Using an inquiry methodology, students will explore issues pertaining to global justice through an interdisciplinary lens. More information can be found here.
Interdisciplinary experiential learning opportunities selected from an assortment of modules. Content and schedules vary annually. Details may be found here or by contacting the Arts & Science Program Administrators Shelley Anderson (email@example.com or ext. 24655) or Rebecca Bishop (firstname.lastname@example.org or ext. 23153). These courses are evaluated on a Pass/Fail basis. Some modules may require a fee to cover costs of travel and accommodation.
Instructor: See relevant module here.
In place of ARTSSCI 3L03 in 2018-19
RELIGST 2K03 | Introduction to Buddhism
In place of ARTSSCI 3L03 in 2017-18
RELIGST 2BT3| The Buddhist Tradition in India
A study of the origins and early development of Indian Buddhism, largely through readings in Buddhist scripture (pre-Mahayana and Mahayana) in translation.
In place of ARTSSCI 3S03 in 2018-19
RELIGST 3UU3 | Buddhism in East Asia
Readings of East Asian texts in translation will centre around themes such as culture vs. nature, virtue vs. power, social responsibility vs. personal cultivation, bookish learning vs. meditation.
Inspired by the trees on McMaster’s campus, this course examines trees and their significance through a number of different lenses and from a variety of discipline perspectives: biology; colonial and economic histories; visual, material, and performing arts practices; psychology; indigenous and environmental studies; poetry and prose.
This course consists of study under the supervision of a McMaster faculty member. See here for more information.

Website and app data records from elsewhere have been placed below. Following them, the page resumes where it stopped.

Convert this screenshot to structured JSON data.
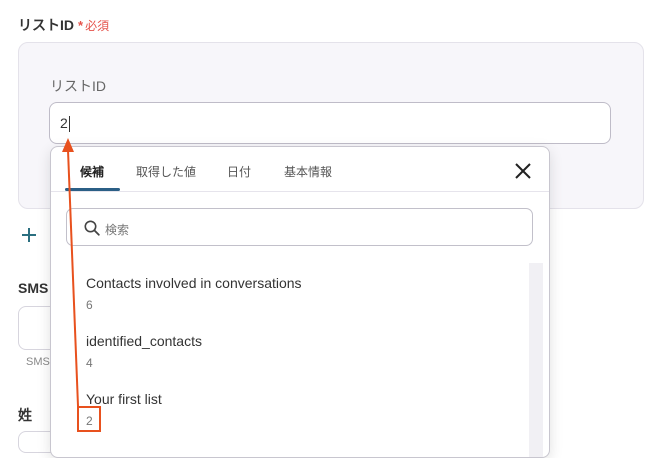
{
  "field": {
    "label": "リストID",
    "required_star": "*",
    "required_text": "必須",
    "inner_label": "リストID",
    "value": "2"
  },
  "background": {
    "sms_label": "SMS",
    "sms_small": "SMS",
    "last_name_label": "姓"
  },
  "popover": {
    "tabs": [
      {
        "label": "候補"
      },
      {
        "label": "取得した値"
      },
      {
        "label": "日付"
      },
      {
        "label": "基本情報"
      }
    ],
    "search_placeholder": "検索",
    "items": [
      {
        "title": "Contacts involved in conversations",
        "sub": "6"
      },
      {
        "title": "identified_contacts",
        "sub": "4"
      },
      {
        "title": "Your first list",
        "sub": "2"
      }
    ]
  },
  "colors": {
    "accent": "#2b5f86",
    "required": "#e5534b",
    "annotation": "#e8511e"
  }
}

Students will have the opportunity in this course to use an inquiry-based approach to focus on social, cultural, political, and economic issues that influence and are influenced by education.
The course exposes students to creative writing that is grounded in research. It also invites students to explore ways in which research findings might be disseminated through creative expression.
This course consists of four sections dealing with theoretical and analytical perspectives, political economy of the media, news media, and entertainment media and their cultural effects.
This course exposes students to the rapidly developing international field known as medical humanities. It explores the interconnections between health, medicine, the arts, and the humanities, with a particular focus on issues of medical ethics and narrative in medicine.
Instructor: Dr. Sara Mendelson